In an ambitious bid to bolster South Africa’s struggling economy, President Cyril Ramaphosa has unveiled plans to attract a massive two trillion rand ($111 billion) in fresh investments over the next five years. This move comes as the nation grapples with the adverse effects of mismanagement, corruption, and soaring production costs that have dampened investor confidence and hampered economic growth.
The genesis of this investment drive can be traced back to 2018 when the South African Investment Conference was launched with the primary objective of stimulating economic activity in the country. Since then, various state-owned companies, including Eskom and Transnet, have faced scrutiny over allegations of mismanagement and corruption, resulting in negative impacts on efficiency and investor sentiment.
President Ramaphosa is well aware of the pressing challenges facing key sectors such as electricity and rail due to underinvestment and corruption. To tackle these issues head-on, he has pledged to collaborate closely with the private sector, acknowledging the crucial role it plays in reviving these critical industries. This partnership is viewed as a potential solution to improve efficiency, increase investor confidence, and create much-needed job opportunities.
However, financial executives have expressed concerns about South Africa’s rising production costs, fearing that they could diminish the nation’s allure as an attractive investment destination. Duncan Wanblad, Chief Executive Officer of Anglo American, emphasizes the urgency of securing “quick wins” to enhance investor sentiment. Addressing these cost-related challenges promptly could help foster an environment conducive to attracting more significant foreign direct investments.
One of the most pressing issues facing South Africa is the chronic problem of power outages, severely impacting businesses and households alike. The crippling effects of these outages on economic growth have been felt across the nation, necessitating urgent measures to stabilize the electricity supply and provide a reliable infrastructure backbone for investors.

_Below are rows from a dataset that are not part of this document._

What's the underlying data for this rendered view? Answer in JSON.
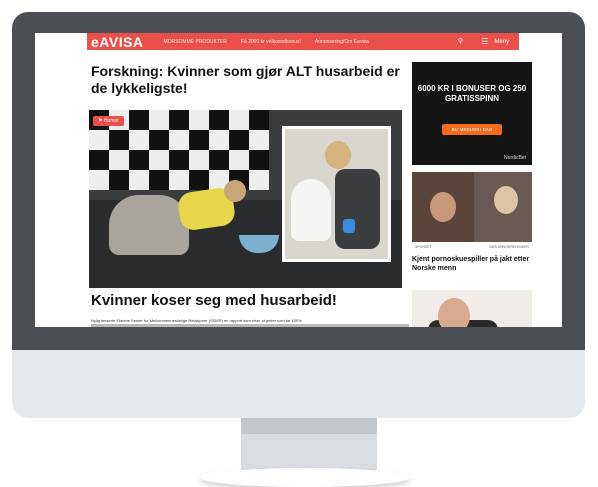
{
  "site": {
    "logo": "eAVISA",
    "nav": [
      "MORSOMME PRODUKTER",
      "Få 2000 kr velkomstbonus!",
      "Annonsering/Om Eavisa"
    ],
    "menu_label": "Meny"
  },
  "article": {
    "title": "Forskning: Kvinner som gjør ALT husarbeid er de lykkeligste!",
    "tag": "Humor",
    "subtitle": "Kvinner koser seg med husarbeid!",
    "intro": "Nylig lanserte Statens Senter for Mellommenneskelige Relasjoner (SSMR) en rapport som viser at jenter som tar 100%"
  },
  "sidebar": {
    "ad": {
      "text": "6000 KR I BONUSER OG 250 GRATISSPINN",
      "button": "BLI MEDLEM I DAG",
      "brand": "NordicBet"
    },
    "story1": {
      "caption_left": "SPONSET",
      "caption_right": "NØS ANNONSELENKER",
      "title": "Kjent pornoskuespiller på jakt etter Norske menn"
    }
  },
  "colors": {
    "brand_red": "#e9504a",
    "monitor_bezel": "#4b4f54",
    "monitor_chin": "#e5e9ec"
  }
}
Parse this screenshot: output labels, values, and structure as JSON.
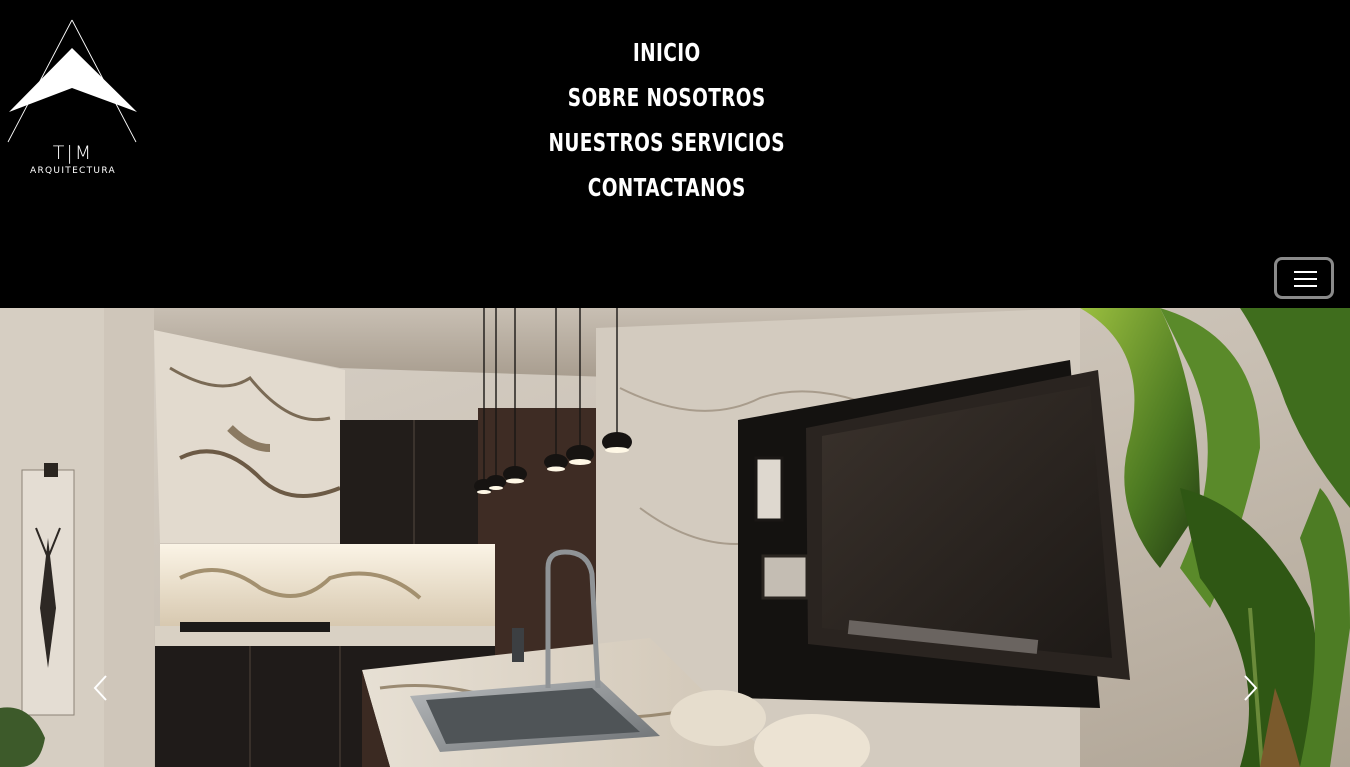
{
  "logo": {
    "letters": "T|M",
    "subtitle": "ARQUITECTURA"
  },
  "nav": {
    "items": [
      {
        "label": "INICIO"
      },
      {
        "label": "SOBRE NOSOTROS"
      },
      {
        "label": "NUESTROS SERVICIOS"
      },
      {
        "label": "CONTACTANOS"
      }
    ]
  },
  "menu_toggle": {
    "icon": "hamburger-menu-icon"
  },
  "hero": {
    "image": "kitchen-interior-photo",
    "prev_icon": "chevron-left-icon",
    "next_icon": "chevron-right-icon"
  },
  "colors": {
    "header_bg": "#000000",
    "nav_text": "#ffffff",
    "toggle_border": "#8a8a8a"
  }
}
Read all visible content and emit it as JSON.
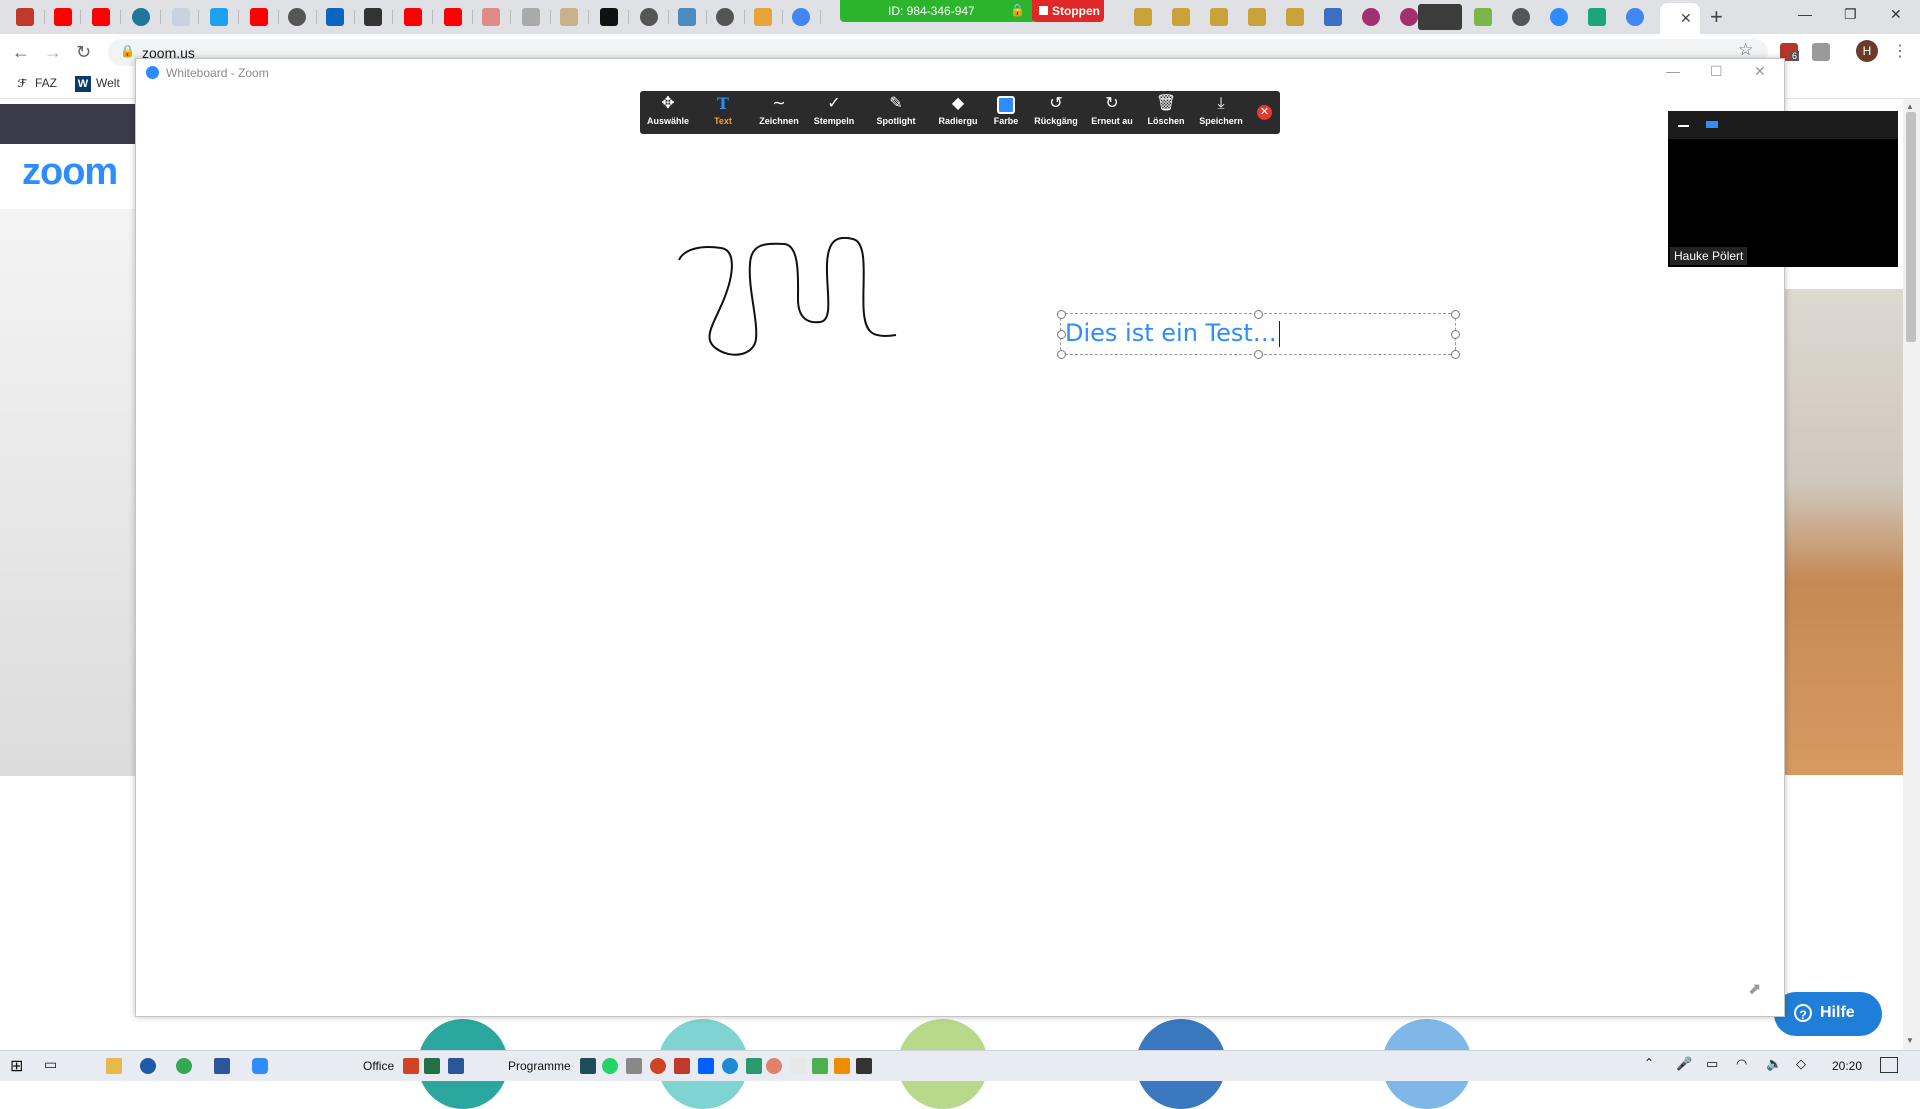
{
  "browser": {
    "url": "zoom.us",
    "bookmarks": [
      {
        "label": "FAZ",
        "icon": "faz-icon"
      },
      {
        "label": "Welt",
        "icon": "welt-icon"
      }
    ],
    "avatar_letter": "H",
    "extension_badge": "6"
  },
  "meeting": {
    "id_label": "ID: 984-346-947",
    "stop_label": "Stoppen"
  },
  "whiteboard": {
    "window_title": "Whiteboard - Zoom",
    "tools": [
      {
        "label": "Auswähle",
        "icon": "move-arrows-icon",
        "active": false
      },
      {
        "label": "Text",
        "icon": "text-icon",
        "active": true
      },
      {
        "label": "Zeichnen",
        "icon": "draw-icon",
        "active": false
      },
      {
        "label": "Stempeln",
        "icon": "stamp-check-icon",
        "active": false
      },
      {
        "label": "Spotlight",
        "icon": "spotlight-icon",
        "active": false
      },
      {
        "label": "Radiergu",
        "icon": "eraser-icon",
        "active": false
      },
      {
        "label": "Farbe",
        "icon": "color-swatch-icon",
        "active": false
      },
      {
        "label": "Rückgäng",
        "icon": "undo-icon",
        "active": false
      },
      {
        "label": "Erneut au",
        "icon": "redo-icon",
        "active": false
      },
      {
        "label": "Löschen",
        "icon": "trash-icon",
        "active": false
      },
      {
        "label": "Speichern",
        "icon": "save-icon",
        "active": false
      }
    ],
    "text_content": "Dies ist ein Test…",
    "text_color": "#2d8cff"
  },
  "video": {
    "participant_name": "Hauke Pölert"
  },
  "page": {
    "logo": "zoom",
    "help_label": "Hilfe"
  },
  "taskbar": {
    "groups": [
      "Office",
      "Programme"
    ],
    "time": "20:20"
  },
  "colors": {
    "accent": "#2d8cff",
    "meeting_green": "#2cb52c",
    "stop_red": "#e02828",
    "toolbar_bg": "#2b2b2b",
    "active_label": "#ff9b2f"
  }
}
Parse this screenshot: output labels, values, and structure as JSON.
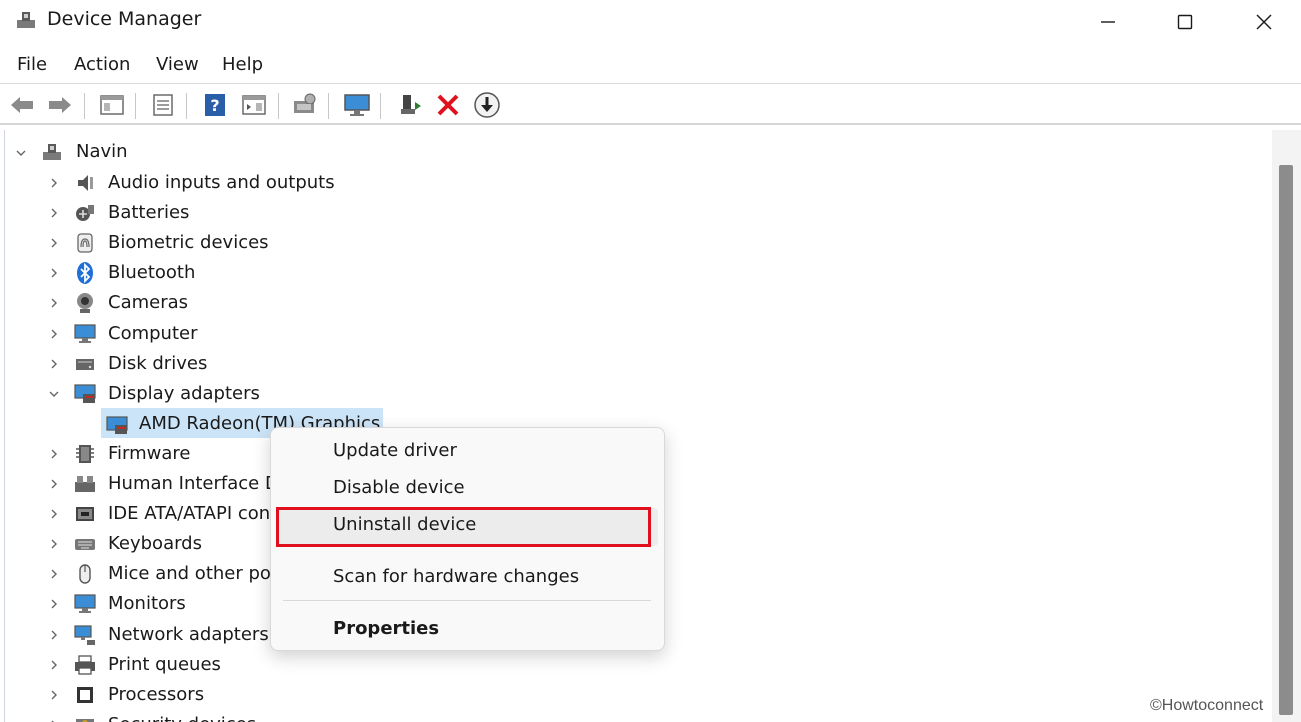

As President Ramaphosa eyes re-election for a second term in next year’s national elections, his government faces mounting pressure to deliver on promised reforms and demonstrate tangible progress. With the investment target set at a staggering $111 billion, the clock is ticking for his administration to act decisively and prove its commitment to transforming South Africa’s economic landscape.